Top of SOURCE RECORDS

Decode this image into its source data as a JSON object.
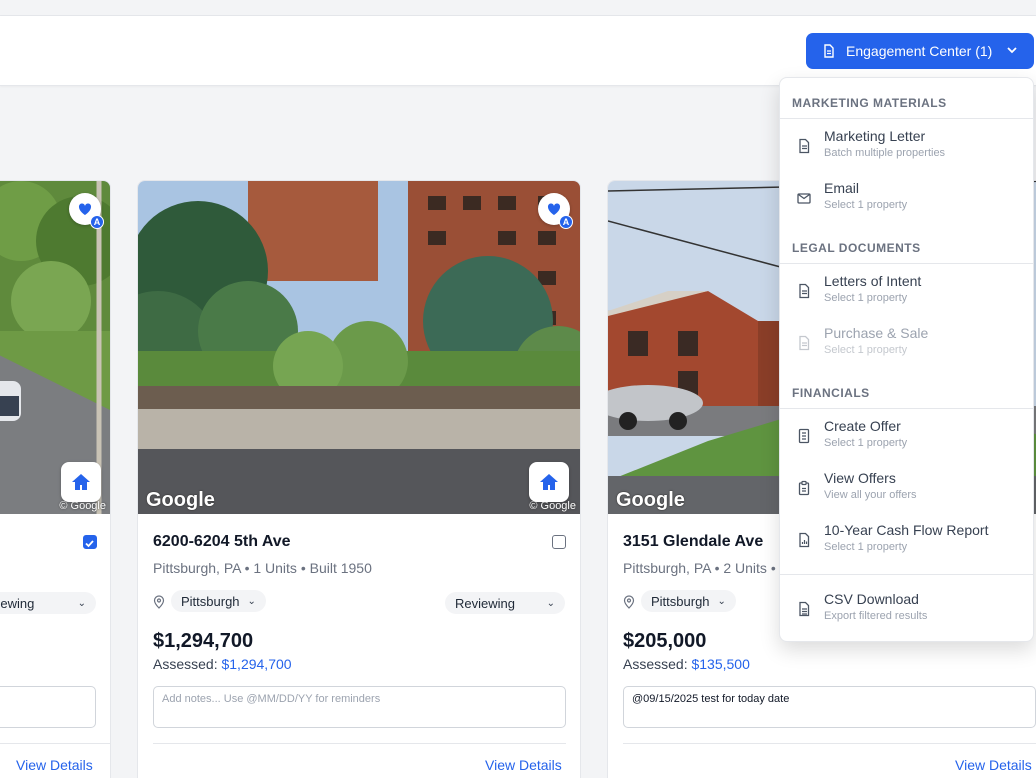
{
  "header": {
    "engagement_button": "Engagement Center (1)"
  },
  "cards": [
    {
      "address": "",
      "meta": "",
      "location": "",
      "status": "viewing",
      "price": "",
      "assessed_label": "",
      "assessed_value": "",
      "notes": "",
      "view_details": "View Details",
      "checked": true
    },
    {
      "address": "6200-6204 5th Ave",
      "meta": "Pittsburgh, PA • 1 Units • Built 1950",
      "location": "Pittsburgh",
      "status": "Reviewing",
      "price": "$1,294,700",
      "assessed_label": "Assessed: ",
      "assessed_value": "$1,294,700",
      "notes_placeholder": "Add notes... Use @MM/DD/YY for reminders",
      "view_details": "View Details",
      "checked": false
    },
    {
      "address": "3151 Glendale Ave",
      "meta": "Pittsburgh, PA • 2 Units •",
      "location": "Pittsburgh",
      "price": "$205,000",
      "assessed_label": "Assessed: ",
      "assessed_value": "$135,500",
      "notes": "@09/15/2025 test for today date",
      "view_details": "View Details"
    }
  ],
  "photo": {
    "watermark": "Google",
    "copyright": "© Google",
    "avatar_badge": "A"
  },
  "dropdown": {
    "sections": [
      {
        "title": "MARKETING MATERIALS",
        "items": [
          {
            "title": "Marketing Letter",
            "subtitle": "Batch multiple properties",
            "icon": "document-icon",
            "enabled": true
          },
          {
            "title": "Email",
            "subtitle": "Select 1 property",
            "icon": "envelope-icon",
            "enabled": true
          }
        ]
      },
      {
        "title": "LEGAL DOCUMENTS",
        "items": [
          {
            "title": "Letters of Intent",
            "subtitle": "Select 1 property",
            "icon": "document-icon",
            "enabled": true
          },
          {
            "title": "Purchase & Sale",
            "subtitle": "Select 1 property",
            "icon": "document-icon",
            "enabled": false
          }
        ]
      },
      {
        "title": "FINANCIALS",
        "items": [
          {
            "title": "Create Offer",
            "subtitle": "Select 1 property",
            "icon": "receipt-icon",
            "enabled": true
          },
          {
            "title": "View Offers",
            "subtitle": "View all your offers",
            "icon": "clipboard-icon",
            "enabled": true
          },
          {
            "title": "10-Year Cash Flow Report",
            "subtitle": "Select 1 property",
            "icon": "report-icon",
            "enabled": true
          }
        ]
      }
    ],
    "footer_item": {
      "title": "CSV Download",
      "subtitle": "Export filtered results",
      "icon": "spreadsheet-icon",
      "enabled": true
    }
  },
  "colors": {
    "accent": "#2563eb",
    "muted": "#6b7280"
  }
}
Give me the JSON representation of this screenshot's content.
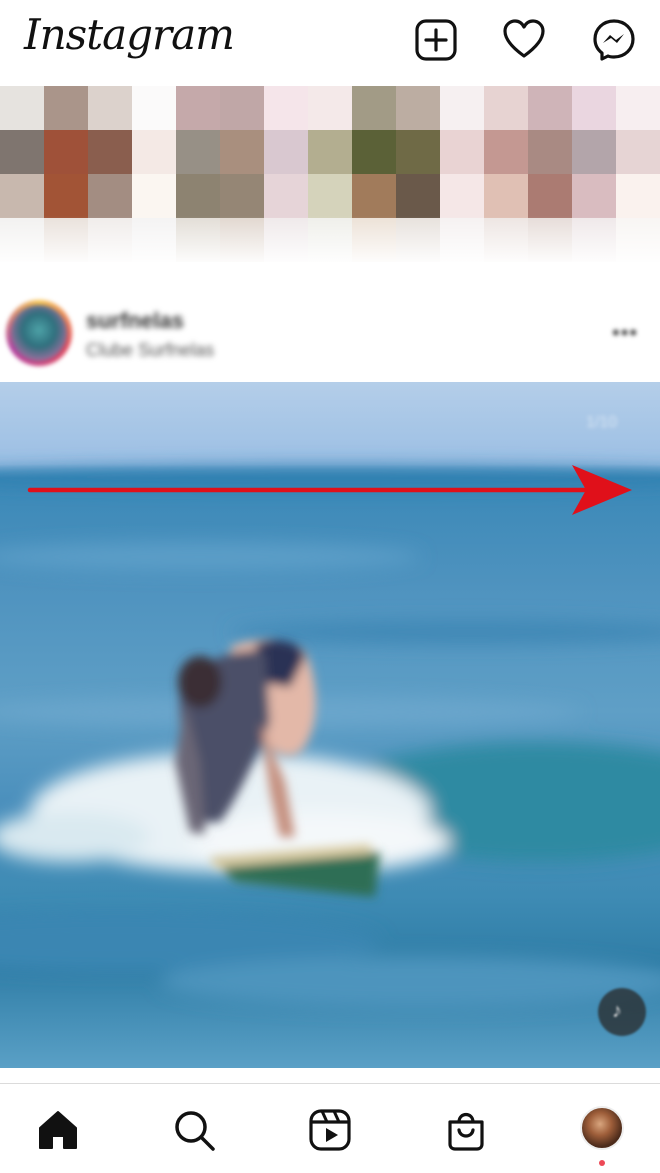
{
  "app": {
    "name": "Instagram"
  },
  "header": {
    "logo_text": "Instagram",
    "icons": [
      "add-post-icon",
      "heart-icon",
      "messenger-icon"
    ]
  },
  "post": {
    "username": "surfnelas",
    "subtitle": "Clube Surfnelas",
    "more_label": "•••",
    "media_counter": "1/10",
    "media_icon": "mute-icon"
  },
  "annotation": {
    "arrow_color": "#e0101a",
    "direction": "right"
  },
  "nav": {
    "items": [
      "home-icon",
      "search-icon",
      "reels-icon",
      "shop-icon",
      "profile-avatar"
    ],
    "notification_color": "#ed4956"
  },
  "colors": {
    "accent": "#ed4956",
    "text": "#111111",
    "divider": "#dbdbdb"
  }
}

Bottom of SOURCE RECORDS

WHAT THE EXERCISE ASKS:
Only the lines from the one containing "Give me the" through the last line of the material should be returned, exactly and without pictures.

ANSWER SPACE:
Give me the JSON representation of this screenshot's content.
{
  "app": {
    "name": "Instagram"
  },
  "header": {
    "logo_text": "Instagram",
    "icons": [
      "add-post-icon",
      "heart-icon",
      "messenger-icon"
    ]
  },
  "post": {
    "username": "surfnelas",
    "subtitle": "Clube Surfnelas",
    "more_label": "•••",
    "media_counter": "1/10",
    "media_icon": "mute-icon"
  },
  "annotation": {
    "arrow_color": "#e0101a",
    "direction": "right"
  },
  "nav": {
    "items": [
      "home-icon",
      "search-icon",
      "reels-icon",
      "shop-icon",
      "profile-avatar"
    ],
    "notification_color": "#ed4956"
  },
  "colors": {
    "accent": "#ed4956",
    "text": "#111111",
    "divider": "#dbdbdb"
  }
}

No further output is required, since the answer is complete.